● **WHAT IS NEEDED**
In the material below, find every line with "this" and pull it out.

-- STUDY MATERIAL follows --

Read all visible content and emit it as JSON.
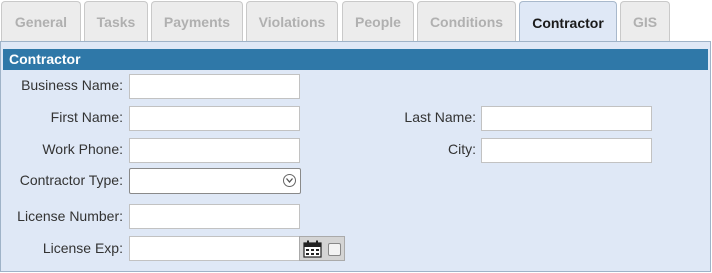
{
  "tabs": [
    {
      "label": "General"
    },
    {
      "label": "Tasks"
    },
    {
      "label": "Payments"
    },
    {
      "label": "Violations"
    },
    {
      "label": "People"
    },
    {
      "label": "Conditions"
    },
    {
      "label": "Contractor",
      "active": true
    },
    {
      "label": "GIS"
    }
  ],
  "panel": {
    "title": "Contractor"
  },
  "form": {
    "business_name": {
      "label": "Business Name:",
      "value": ""
    },
    "first_name": {
      "label": "First Name:",
      "value": ""
    },
    "last_name": {
      "label": "Last Name:",
      "value": ""
    },
    "work_phone": {
      "label": "Work Phone:",
      "value": ""
    },
    "city": {
      "label": "City:",
      "value": ""
    },
    "contractor_type": {
      "label": "Contractor Type:",
      "value": ""
    },
    "license_number": {
      "label": "License Number:",
      "value": ""
    },
    "license_exp": {
      "label": "License Exp:",
      "value": ""
    }
  },
  "icons": {
    "dropdown": "chevron-down-circle-icon",
    "date_picker": "calendar-icon",
    "checkbox": "checkbox"
  },
  "colors": {
    "header_bar": "#2f78a8",
    "panel_bg": "#dfe8f6",
    "active_tab_bg": "#dfe8f6",
    "inactive_tab_text": "#b0b0b0"
  }
}
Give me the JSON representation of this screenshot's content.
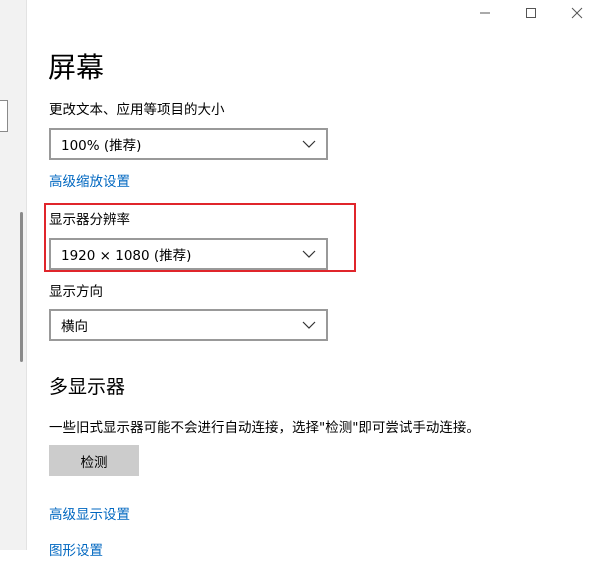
{
  "window": {
    "minimize_icon": "minimize-icon",
    "maximize_icon": "maximize-icon",
    "close_icon": "close-icon"
  },
  "page": {
    "title": "屏幕"
  },
  "scale": {
    "label": "更改文本、应用等项目的大小",
    "value": "100% (推荐)",
    "advanced_link": "高级缩放设置"
  },
  "resolution": {
    "label": "显示器分辨率",
    "value": "1920 × 1080 (推荐)",
    "highlight_color": "#e0252b"
  },
  "orientation": {
    "label": "显示方向",
    "value": "横向"
  },
  "multi_display": {
    "title": "多显示器",
    "description": "一些旧式显示器可能不会进行自动连接，选择\"检测\"即可尝试手动连接。",
    "detect_button": "检测",
    "advanced_link": "高级显示设置",
    "graphics_link": "图形设置"
  },
  "colors": {
    "link": "#0067c0",
    "dropdown_border": "#999999",
    "button_bg": "#cccccc"
  }
}
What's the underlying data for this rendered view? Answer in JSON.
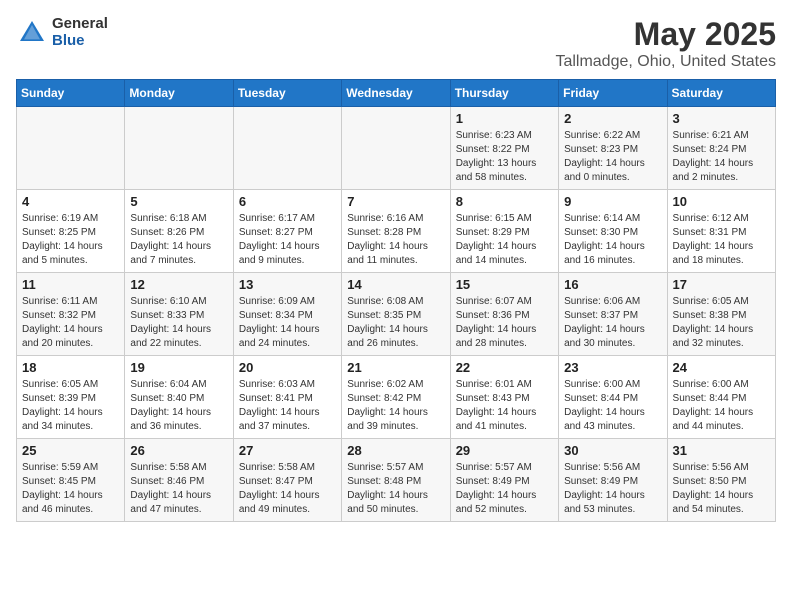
{
  "header": {
    "logo_general": "General",
    "logo_blue": "Blue",
    "main_title": "May 2025",
    "sub_title": "Tallmadge, Ohio, United States"
  },
  "days_of_week": [
    "Sunday",
    "Monday",
    "Tuesday",
    "Wednesday",
    "Thursday",
    "Friday",
    "Saturday"
  ],
  "weeks": [
    [
      {
        "num": "",
        "sunrise": "",
        "sunset": "",
        "daylight": ""
      },
      {
        "num": "",
        "sunrise": "",
        "sunset": "",
        "daylight": ""
      },
      {
        "num": "",
        "sunrise": "",
        "sunset": "",
        "daylight": ""
      },
      {
        "num": "",
        "sunrise": "",
        "sunset": "",
        "daylight": ""
      },
      {
        "num": "1",
        "sunrise": "Sunrise: 6:23 AM",
        "sunset": "Sunset: 8:22 PM",
        "daylight": "Daylight: 13 hours and 58 minutes."
      },
      {
        "num": "2",
        "sunrise": "Sunrise: 6:22 AM",
        "sunset": "Sunset: 8:23 PM",
        "daylight": "Daylight: 14 hours and 0 minutes."
      },
      {
        "num": "3",
        "sunrise": "Sunrise: 6:21 AM",
        "sunset": "Sunset: 8:24 PM",
        "daylight": "Daylight: 14 hours and 2 minutes."
      }
    ],
    [
      {
        "num": "4",
        "sunrise": "Sunrise: 6:19 AM",
        "sunset": "Sunset: 8:25 PM",
        "daylight": "Daylight: 14 hours and 5 minutes."
      },
      {
        "num": "5",
        "sunrise": "Sunrise: 6:18 AM",
        "sunset": "Sunset: 8:26 PM",
        "daylight": "Daylight: 14 hours and 7 minutes."
      },
      {
        "num": "6",
        "sunrise": "Sunrise: 6:17 AM",
        "sunset": "Sunset: 8:27 PM",
        "daylight": "Daylight: 14 hours and 9 minutes."
      },
      {
        "num": "7",
        "sunrise": "Sunrise: 6:16 AM",
        "sunset": "Sunset: 8:28 PM",
        "daylight": "Daylight: 14 hours and 11 minutes."
      },
      {
        "num": "8",
        "sunrise": "Sunrise: 6:15 AM",
        "sunset": "Sunset: 8:29 PM",
        "daylight": "Daylight: 14 hours and 14 minutes."
      },
      {
        "num": "9",
        "sunrise": "Sunrise: 6:14 AM",
        "sunset": "Sunset: 8:30 PM",
        "daylight": "Daylight: 14 hours and 16 minutes."
      },
      {
        "num": "10",
        "sunrise": "Sunrise: 6:12 AM",
        "sunset": "Sunset: 8:31 PM",
        "daylight": "Daylight: 14 hours and 18 minutes."
      }
    ],
    [
      {
        "num": "11",
        "sunrise": "Sunrise: 6:11 AM",
        "sunset": "Sunset: 8:32 PM",
        "daylight": "Daylight: 14 hours and 20 minutes."
      },
      {
        "num": "12",
        "sunrise": "Sunrise: 6:10 AM",
        "sunset": "Sunset: 8:33 PM",
        "daylight": "Daylight: 14 hours and 22 minutes."
      },
      {
        "num": "13",
        "sunrise": "Sunrise: 6:09 AM",
        "sunset": "Sunset: 8:34 PM",
        "daylight": "Daylight: 14 hours and 24 minutes."
      },
      {
        "num": "14",
        "sunrise": "Sunrise: 6:08 AM",
        "sunset": "Sunset: 8:35 PM",
        "daylight": "Daylight: 14 hours and 26 minutes."
      },
      {
        "num": "15",
        "sunrise": "Sunrise: 6:07 AM",
        "sunset": "Sunset: 8:36 PM",
        "daylight": "Daylight: 14 hours and 28 minutes."
      },
      {
        "num": "16",
        "sunrise": "Sunrise: 6:06 AM",
        "sunset": "Sunset: 8:37 PM",
        "daylight": "Daylight: 14 hours and 30 minutes."
      },
      {
        "num": "17",
        "sunrise": "Sunrise: 6:05 AM",
        "sunset": "Sunset: 8:38 PM",
        "daylight": "Daylight: 14 hours and 32 minutes."
      }
    ],
    [
      {
        "num": "18",
        "sunrise": "Sunrise: 6:05 AM",
        "sunset": "Sunset: 8:39 PM",
        "daylight": "Daylight: 14 hours and 34 minutes."
      },
      {
        "num": "19",
        "sunrise": "Sunrise: 6:04 AM",
        "sunset": "Sunset: 8:40 PM",
        "daylight": "Daylight: 14 hours and 36 minutes."
      },
      {
        "num": "20",
        "sunrise": "Sunrise: 6:03 AM",
        "sunset": "Sunset: 8:41 PM",
        "daylight": "Daylight: 14 hours and 37 minutes."
      },
      {
        "num": "21",
        "sunrise": "Sunrise: 6:02 AM",
        "sunset": "Sunset: 8:42 PM",
        "daylight": "Daylight: 14 hours and 39 minutes."
      },
      {
        "num": "22",
        "sunrise": "Sunrise: 6:01 AM",
        "sunset": "Sunset: 8:43 PM",
        "daylight": "Daylight: 14 hours and 41 minutes."
      },
      {
        "num": "23",
        "sunrise": "Sunrise: 6:00 AM",
        "sunset": "Sunset: 8:44 PM",
        "daylight": "Daylight: 14 hours and 43 minutes."
      },
      {
        "num": "24",
        "sunrise": "Sunrise: 6:00 AM",
        "sunset": "Sunset: 8:44 PM",
        "daylight": "Daylight: 14 hours and 44 minutes."
      }
    ],
    [
      {
        "num": "25",
        "sunrise": "Sunrise: 5:59 AM",
        "sunset": "Sunset: 8:45 PM",
        "daylight": "Daylight: 14 hours and 46 minutes."
      },
      {
        "num": "26",
        "sunrise": "Sunrise: 5:58 AM",
        "sunset": "Sunset: 8:46 PM",
        "daylight": "Daylight: 14 hours and 47 minutes."
      },
      {
        "num": "27",
        "sunrise": "Sunrise: 5:58 AM",
        "sunset": "Sunset: 8:47 PM",
        "daylight": "Daylight: 14 hours and 49 minutes."
      },
      {
        "num": "28",
        "sunrise": "Sunrise: 5:57 AM",
        "sunset": "Sunset: 8:48 PM",
        "daylight": "Daylight: 14 hours and 50 minutes."
      },
      {
        "num": "29",
        "sunrise": "Sunrise: 5:57 AM",
        "sunset": "Sunset: 8:49 PM",
        "daylight": "Daylight: 14 hours and 52 minutes."
      },
      {
        "num": "30",
        "sunrise": "Sunrise: 5:56 AM",
        "sunset": "Sunset: 8:49 PM",
        "daylight": "Daylight: 14 hours and 53 minutes."
      },
      {
        "num": "31",
        "sunrise": "Sunrise: 5:56 AM",
        "sunset": "Sunset: 8:50 PM",
        "daylight": "Daylight: 14 hours and 54 minutes."
      }
    ]
  ]
}
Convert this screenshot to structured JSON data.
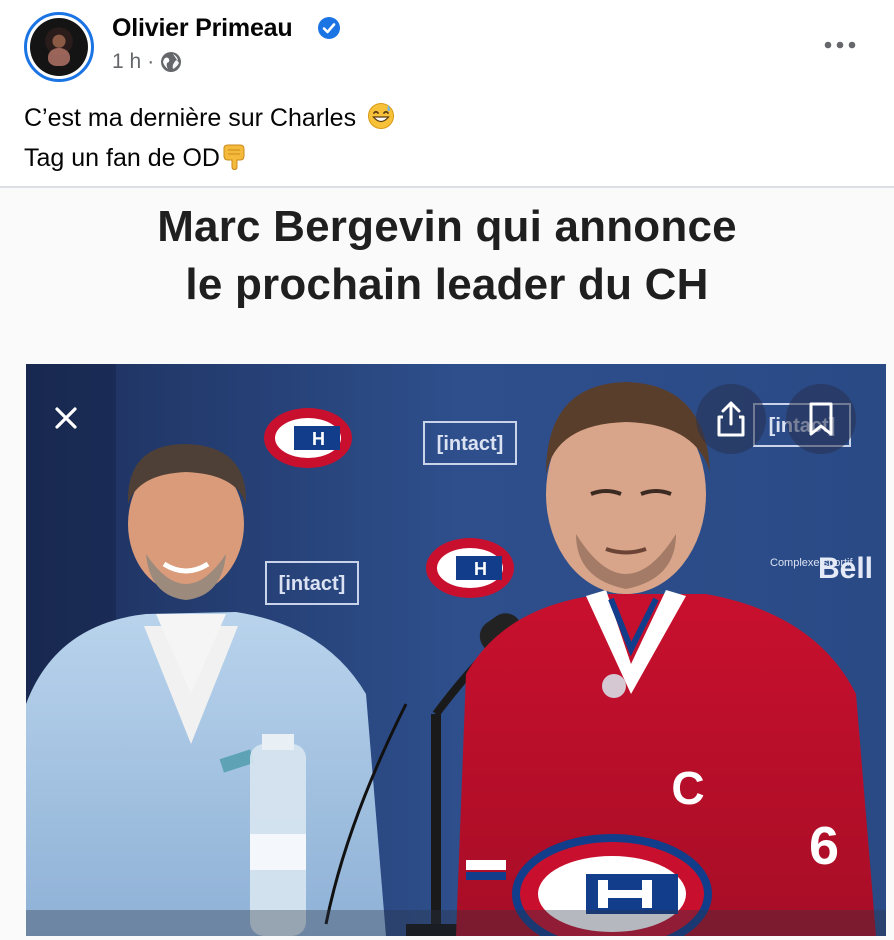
{
  "post": {
    "author": "Olivier Primeau",
    "time": "1 h",
    "separator": "·",
    "text_line1": "C’est ma dernière sur Charles",
    "text_line2": "Tag un fan de OD",
    "emoji1": "grinning-sweat-emoji",
    "emoji2": "pointing-down-emoji"
  },
  "meme": {
    "caption_line1": "Marc Bergevin qui annonce",
    "caption_line2": "le prochain leader du CH",
    "backdrop_text_intact": "[intact]",
    "backdrop_text_bell": "Bell",
    "backdrop_text_complexe": "Complexe sportif",
    "jersey_letter": "C",
    "jersey_number": "6"
  },
  "colors": {
    "verified": "#1b74e4",
    "meta": "#65676b",
    "divider": "#dcdfe3",
    "canadiens_red": "#c8102e",
    "backdrop_blue": "#2e4f8c",
    "suit_blue": "#a8c6e3"
  },
  "icons": {
    "verified": "verified-badge-icon",
    "globe": "globe-icon",
    "more": "more-options-icon",
    "close": "close-icon",
    "share": "share-icon",
    "save": "bookmark-icon"
  }
}
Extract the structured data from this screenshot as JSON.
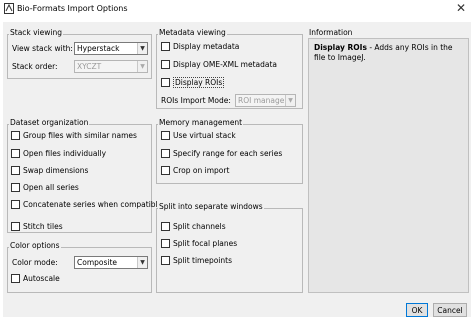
{
  "window": {
    "title": "Bio-Formats Import Options",
    "close_glyph": "✕"
  },
  "stack_viewing": {
    "title": "Stack viewing",
    "view_stack_label": "View stack with:",
    "view_stack_value": "Hyperstack",
    "stack_order_label": "Stack order:",
    "stack_order_value": "XYCZT"
  },
  "metadata_viewing": {
    "title": "Metadata viewing",
    "display_metadata": "Display metadata",
    "display_ome_xml": "Display OME-XML metadata",
    "display_rois": "Display ROIs",
    "rois_import_mode_label": "ROIs Import Mode:",
    "rois_import_mode_value": "ROI manager"
  },
  "information": {
    "title": "Information",
    "heading": "Display ROIs",
    "body": " - Adds any ROIs in the file to ImageJ."
  },
  "dataset_organization": {
    "title": "Dataset organization",
    "group_files": "Group files with similar names",
    "open_individually": "Open files individually",
    "swap_dimensions": "Swap dimensions",
    "open_all_series": "Open all series",
    "concatenate": "Concatenate series when compatible",
    "stitch_tiles": "Stitch tiles"
  },
  "memory_management": {
    "title": "Memory management",
    "use_virtual_stack": "Use virtual stack",
    "specify_range": "Specify range for each series",
    "crop_on_import": "Crop on import"
  },
  "split_windows": {
    "title": "Split into separate windows",
    "split_channels": "Split channels",
    "split_focal_planes": "Split focal planes",
    "split_timepoints": "Split timepoints"
  },
  "color_options": {
    "title": "Color options",
    "color_mode_label": "Color mode:",
    "color_mode_value": "Composite",
    "autoscale": "Autoscale"
  },
  "buttons": {
    "ok": "OK",
    "cancel": "Cancel"
  },
  "icons": {
    "app": "imagej-app-icon",
    "dropdown": "chevron-down-icon",
    "close": "close-icon"
  }
}
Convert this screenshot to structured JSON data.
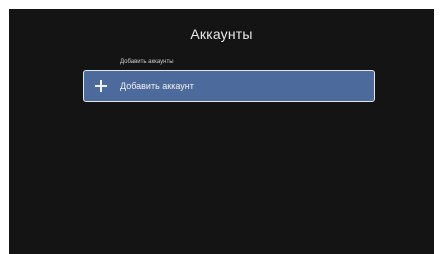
{
  "page": {
    "title": "Аккаунты"
  },
  "accounts_section": {
    "label": "Добавить аккаунты",
    "add_account": {
      "label": "Добавить аккаунт",
      "icon": "plus-icon"
    }
  },
  "colors": {
    "background": "#141414",
    "selected_row": "#4c6a9b",
    "row_border": "#e6e6e6",
    "text": "#e8e8e8"
  }
}
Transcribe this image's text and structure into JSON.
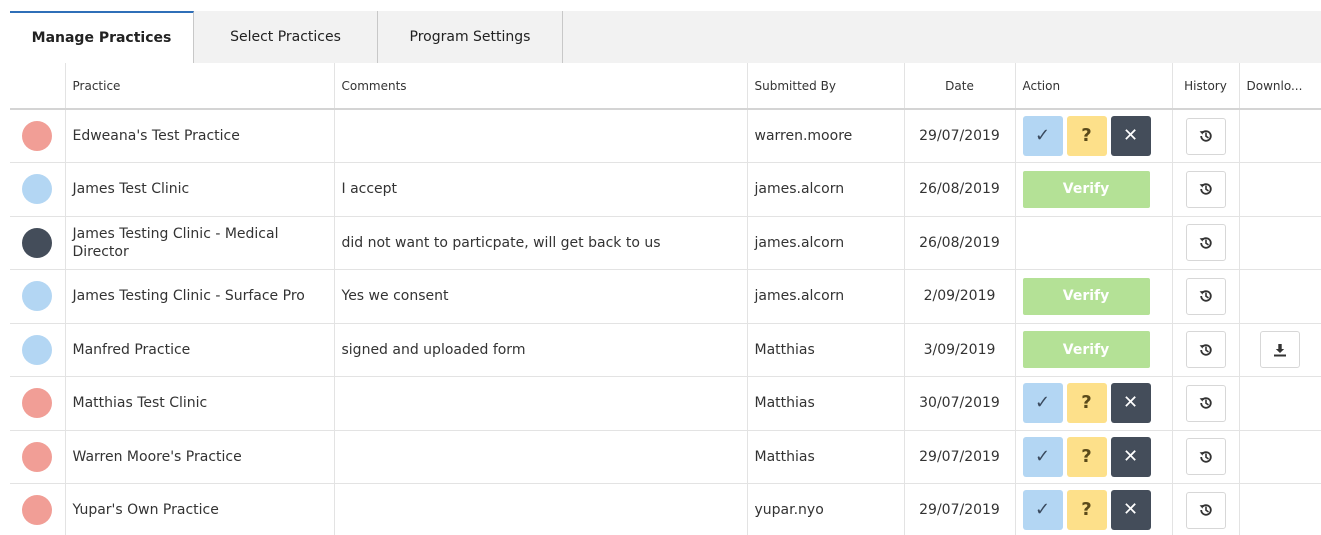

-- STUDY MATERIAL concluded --

● **TASK RESULT**
Give me the JSON representation of this screenshot's content.
What's the underlying data for this rendered view? Answer in JSON.
Convert this screenshot to structured JSON data.
Extract the structured data from this screenshot as JSON.
Convert this screenshot to structured JSON data.
Transcribe this image's text and structure into JSON.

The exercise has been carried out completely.